----- ENTRIES PROVIDED

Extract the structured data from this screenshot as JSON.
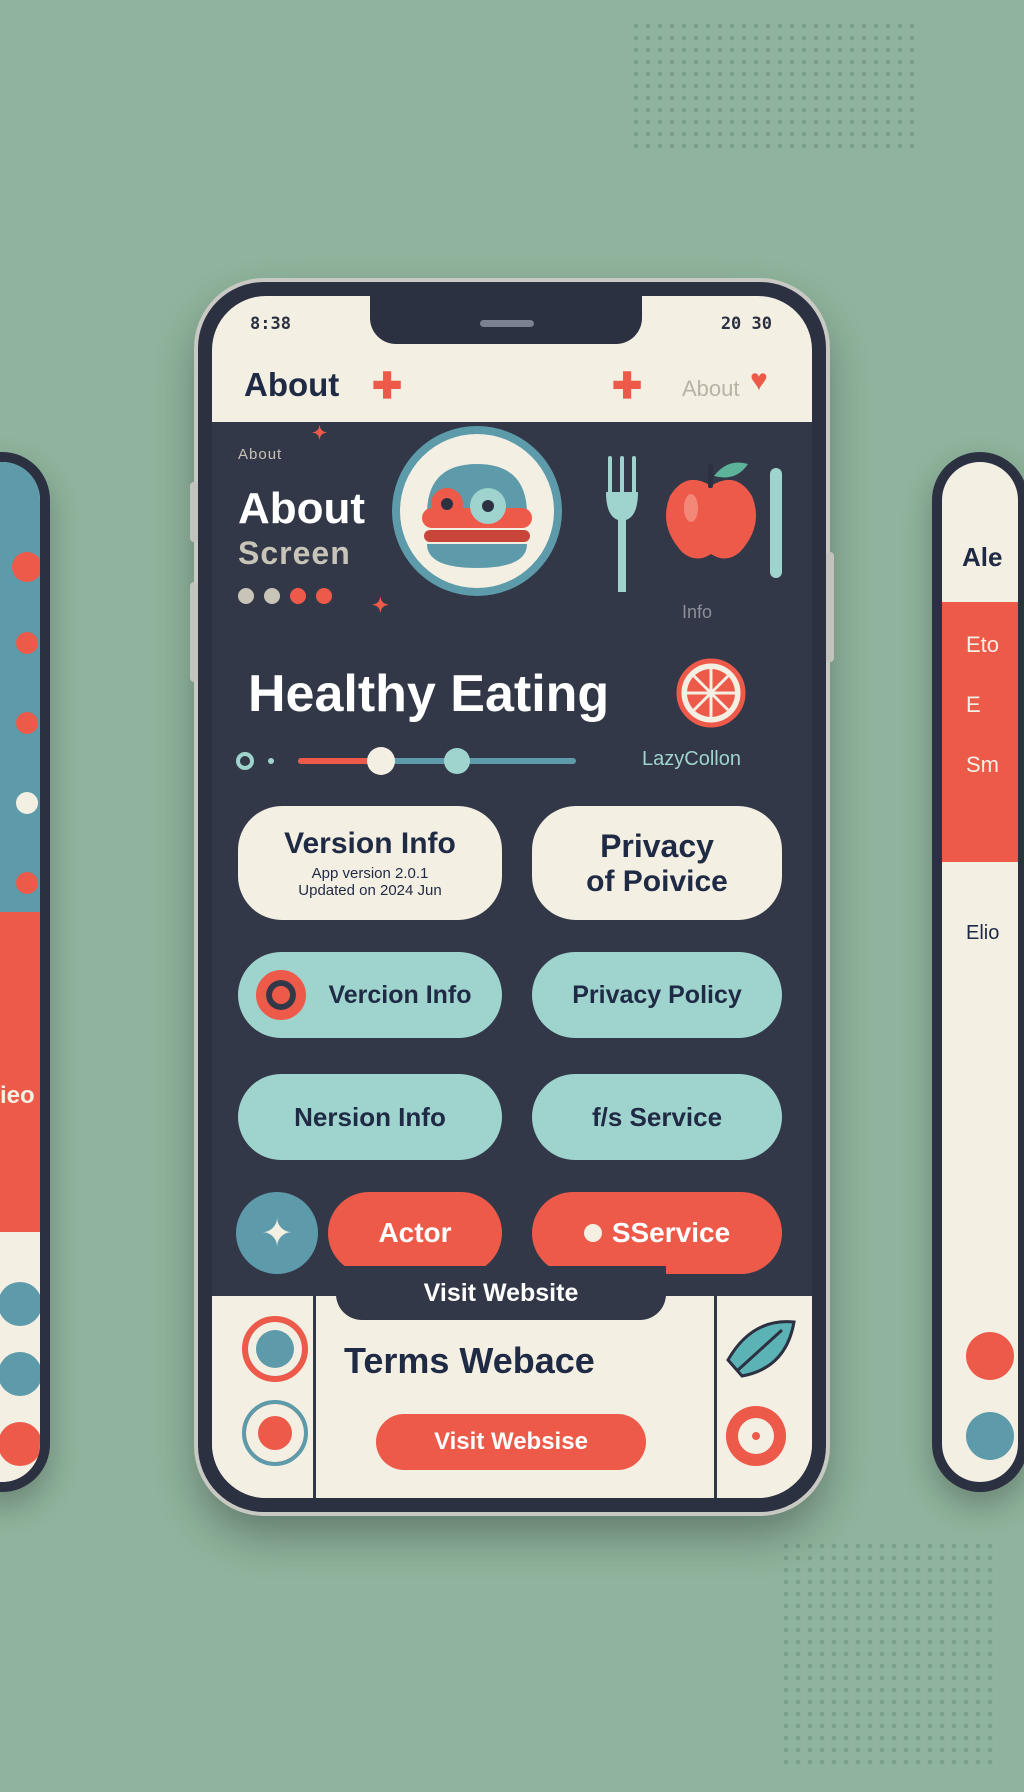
{
  "colors": {
    "background": "#8fb39c",
    "phone": "#2c3142",
    "cream": "#f4efe3",
    "accent_red": "#ee5a4a",
    "accent_teal": "#9fd3cd",
    "accent_blue": "#5d9bab"
  },
  "status_bar": {
    "time": "8:38",
    "right": "20 30"
  },
  "header": {
    "title": "About",
    "right_label": "About"
  },
  "hero": {
    "tiny_label": "About",
    "title_line1": "About",
    "title_line2": "Screen",
    "info_label": "Info",
    "badge_icon": "burger-icon",
    "icons": [
      "fork-icon",
      "apple-icon",
      "knife-icon"
    ]
  },
  "app": {
    "name": "Healthy Eating",
    "author": "LazyCollon",
    "slider_level": 0.3
  },
  "cards": {
    "version_info": {
      "title": "Version Info",
      "line1": "App version 2.0.1",
      "line2": "Updated on 2024 Jun"
    },
    "privacy": {
      "line1": "Privacy",
      "line2": "of Poivice"
    }
  },
  "buttons": {
    "version_info_1": "Vercion Info",
    "privacy_policy": "Privacy Policy",
    "version_info_2": "Nersion Info",
    "terms_service": "f/s Service",
    "actor": "Actor",
    "service": "SService"
  },
  "footer": {
    "tab_label": "Visit Website",
    "terms_title": "Terms Webace",
    "visit_button": "Visit Websise"
  },
  "side_right": {
    "title": "Ale",
    "items": [
      "Eto",
      "E",
      "Sm",
      "Elio"
    ]
  },
  "side_left": {
    "items": [
      "ieo"
    ]
  }
}
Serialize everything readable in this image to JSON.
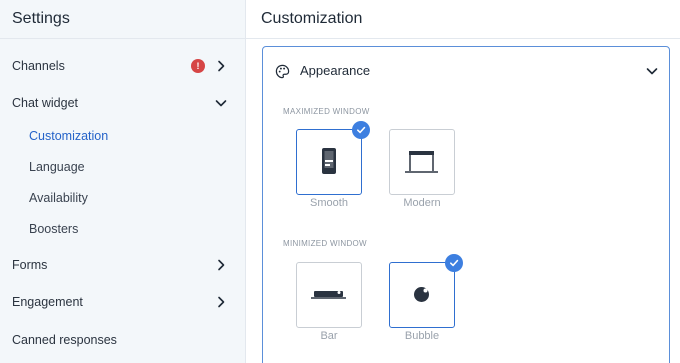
{
  "sidebar": {
    "title": "Settings",
    "items": [
      {
        "label": "Channels",
        "badge": "!"
      },
      {
        "label": "Chat widget"
      },
      {
        "label": "Customization",
        "active": true
      },
      {
        "label": "Language"
      },
      {
        "label": "Availability"
      },
      {
        "label": "Boosters"
      },
      {
        "label": "Forms"
      },
      {
        "label": "Engagement"
      },
      {
        "label": "Canned responses"
      }
    ]
  },
  "main": {
    "title": "Customization",
    "panel": {
      "title": "Appearance",
      "maximized": {
        "label": "MAXIMIZED WINDOW",
        "options": [
          {
            "label": "Smooth",
            "selected": true
          },
          {
            "label": "Modern",
            "selected": false
          }
        ]
      },
      "minimized": {
        "label": "MINIMIZED WINDOW",
        "options": [
          {
            "label": "Bar",
            "selected": false
          },
          {
            "label": "Bubble",
            "selected": true
          }
        ]
      }
    }
  },
  "colors": {
    "accent": "#2563c9",
    "check": "#3d7fe0",
    "badge": "#d64545",
    "sidebar_bg": "#f3f7fa"
  }
}
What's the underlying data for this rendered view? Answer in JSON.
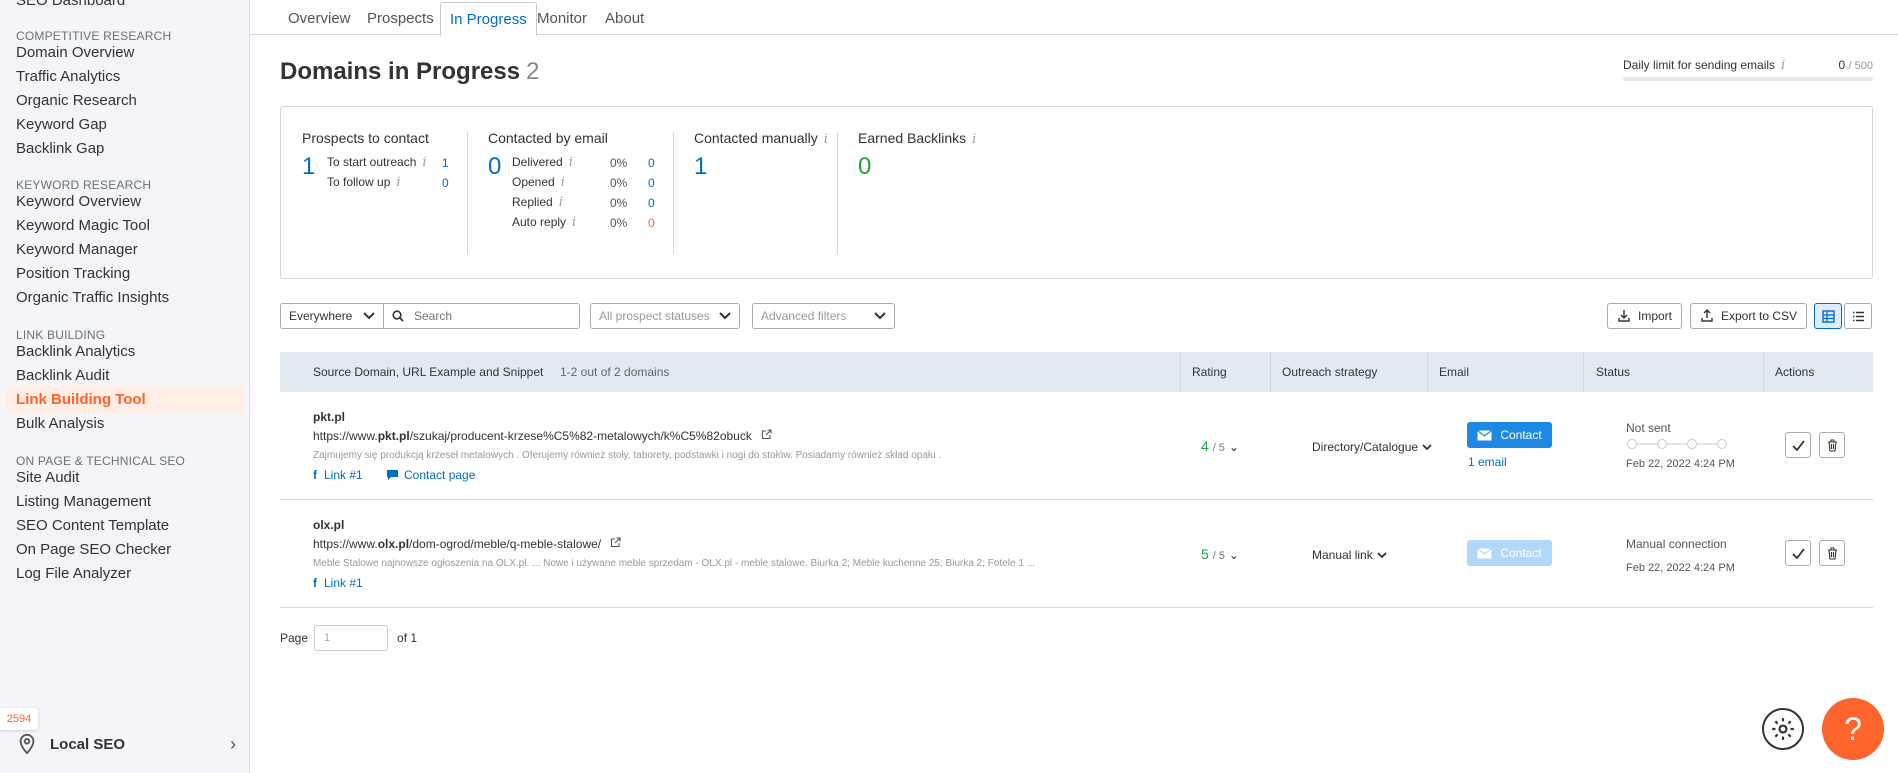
{
  "sidebar": {
    "top_cut": "SEO Dashboard",
    "groups": [
      {
        "title": "COMPETITIVE RESEARCH",
        "items": [
          "Domain Overview",
          "Traffic Analytics",
          "Organic Research",
          "Keyword Gap",
          "Backlink Gap"
        ]
      },
      {
        "title": "KEYWORD RESEARCH",
        "items": [
          "Keyword Overview",
          "Keyword Magic Tool",
          "Keyword Manager",
          "Position Tracking",
          "Organic Traffic Insights"
        ]
      },
      {
        "title": "LINK BUILDING",
        "items": [
          "Backlink Analytics",
          "Backlink Audit",
          "Link Building Tool",
          "Bulk Analysis"
        ]
      },
      {
        "title": "ON PAGE & TECHNICAL SEO",
        "items": [
          "Site Audit",
          "Listing Management",
          "SEO Content Template",
          "On Page SEO Checker",
          "Log File Analyzer"
        ]
      }
    ],
    "active_item": "Link Building Tool",
    "badge": "2594",
    "local_seo": "Local SEO"
  },
  "tabs": [
    "Overview",
    "Prospects",
    "In Progress",
    "Monitor",
    "About"
  ],
  "active_tab": "In Progress",
  "title": "Domains in Progress",
  "title_count": "2",
  "daily_limit": {
    "label": "Daily limit for sending emails",
    "used": "0",
    "total": "500",
    "fraction": 0
  },
  "stats": {
    "prospects": {
      "title": "Prospects to contact",
      "total": "1",
      "rows": [
        {
          "label": "To start outreach",
          "value": "1"
        },
        {
          "label": "To follow up",
          "value": "0"
        }
      ]
    },
    "email": {
      "title": "Contacted by email",
      "total": "0",
      "rows": [
        {
          "label": "Delivered",
          "pct": "0%",
          "value": "0"
        },
        {
          "label": "Opened",
          "pct": "0%",
          "value": "0"
        },
        {
          "label": "Replied",
          "pct": "0%",
          "value": "0"
        },
        {
          "label": "Auto reply",
          "pct": "0%",
          "value": "0"
        }
      ]
    },
    "manual": {
      "title": "Contacted manually",
      "total": "1"
    },
    "earned": {
      "title": "Earned Backlinks",
      "total": "0"
    }
  },
  "filters": {
    "scope": "Everywhere",
    "search_placeholder": "Search",
    "statuses": "All prospect statuses",
    "advanced": "Advanced filters",
    "import": "Import",
    "export": "Export to CSV"
  },
  "table": {
    "headers": {
      "source": "Source Domain, URL Example and Snippet",
      "count": "1-2 out of 2 domains",
      "rating": "Rating",
      "strategy": "Outreach strategy",
      "email": "Email",
      "status": "Status",
      "actions": "Actions"
    },
    "rows": [
      {
        "domain": "pkt.pl",
        "url_pre": "https://www.",
        "url_bold": "pkt.pl",
        "url_post": "/szukaj/producent-krzese%C5%82-metalowych/k%C5%82obuck",
        "snippet": "Zajmujemy się produkcją krzeseł metalowych . Oferujemy również stoły, taborety, podstawki i nogi do stołów. Posiadamy również skład opału .",
        "link": "Link #1",
        "contact_page": "Contact page",
        "rating": "4",
        "rating_max": "/ 5",
        "strategy": "Directory/Catalogue",
        "contact": "Contact",
        "email_count": "1 email",
        "status": "Not sent",
        "date": "Feb 22, 2022 4:24 PM"
      },
      {
        "domain": "olx.pl",
        "url_pre": "https://www.",
        "url_bold": "olx.pl",
        "url_post": "/dom-ogrod/meble/q-meble-stalowe/",
        "snippet": "Meble Stalowe najnowsze ogłoszenia na OLX.pl. ... Nowe i używane meble sprzedam - OLX.pl - meble stalowe. Biurka 2; Meble kuchenne 25; Biurka 2; Fotele 1 ...",
        "link": "Link #1",
        "rating": "5",
        "rating_max": "/ 5",
        "strategy": "Manual link",
        "contact": "Contact",
        "status": "Manual connection",
        "date": "Feb 22, 2022 4:24 PM"
      }
    ]
  },
  "pager": {
    "label": "Page",
    "placeholder": "1",
    "of": "of",
    "total": "1"
  },
  "help": "?",
  "colors": {
    "accent": "#ff642d",
    "link": "#006dca",
    "green": "#22a33a",
    "button": "#1e88e5"
  }
}
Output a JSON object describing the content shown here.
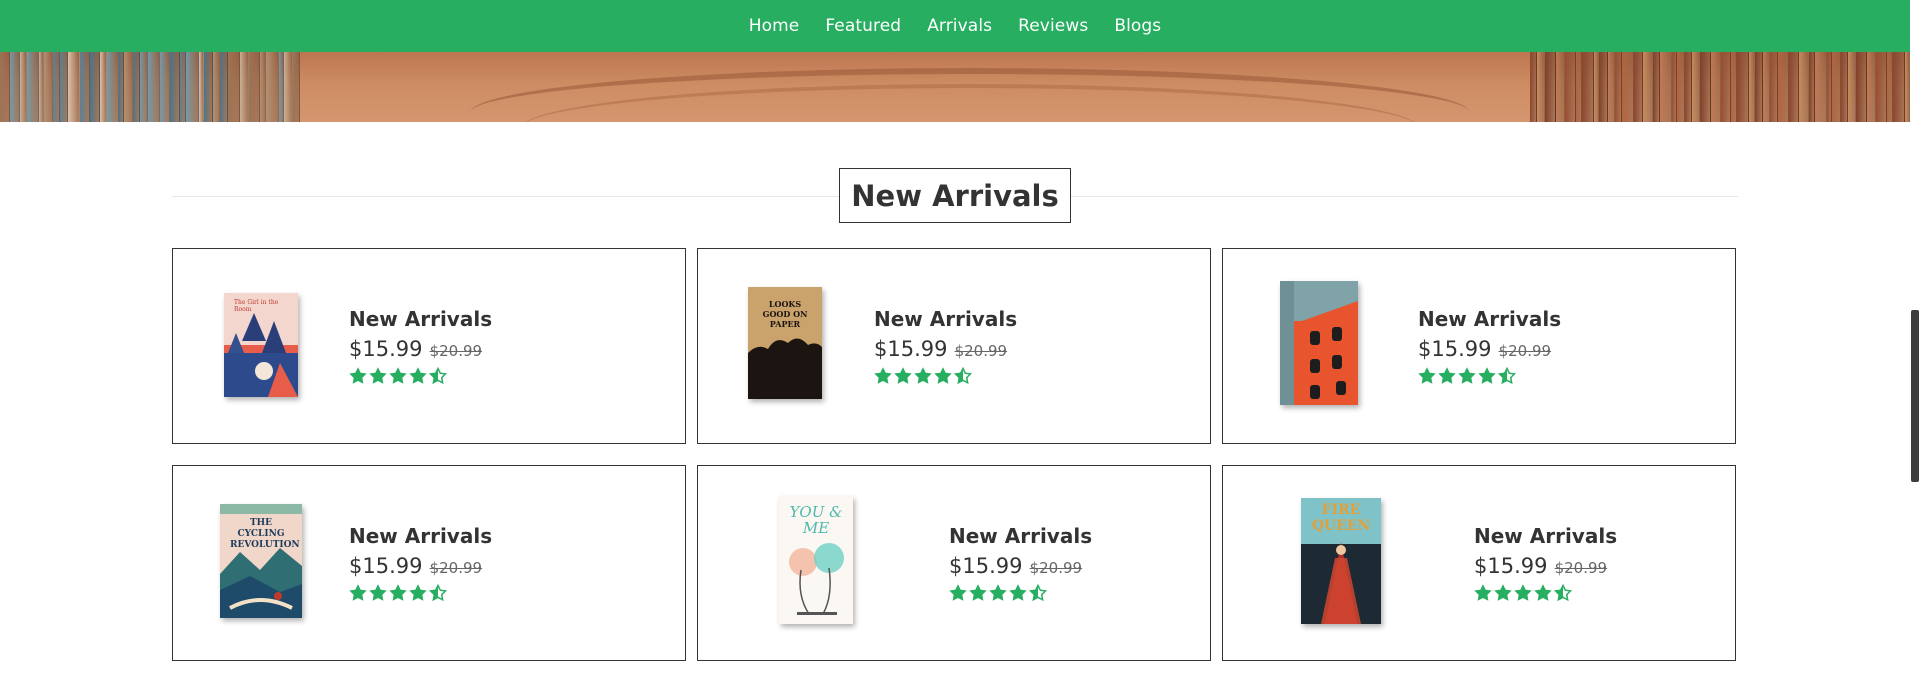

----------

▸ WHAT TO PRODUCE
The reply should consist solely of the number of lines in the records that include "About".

▸ ANSWER TO THIS EXERCISE
5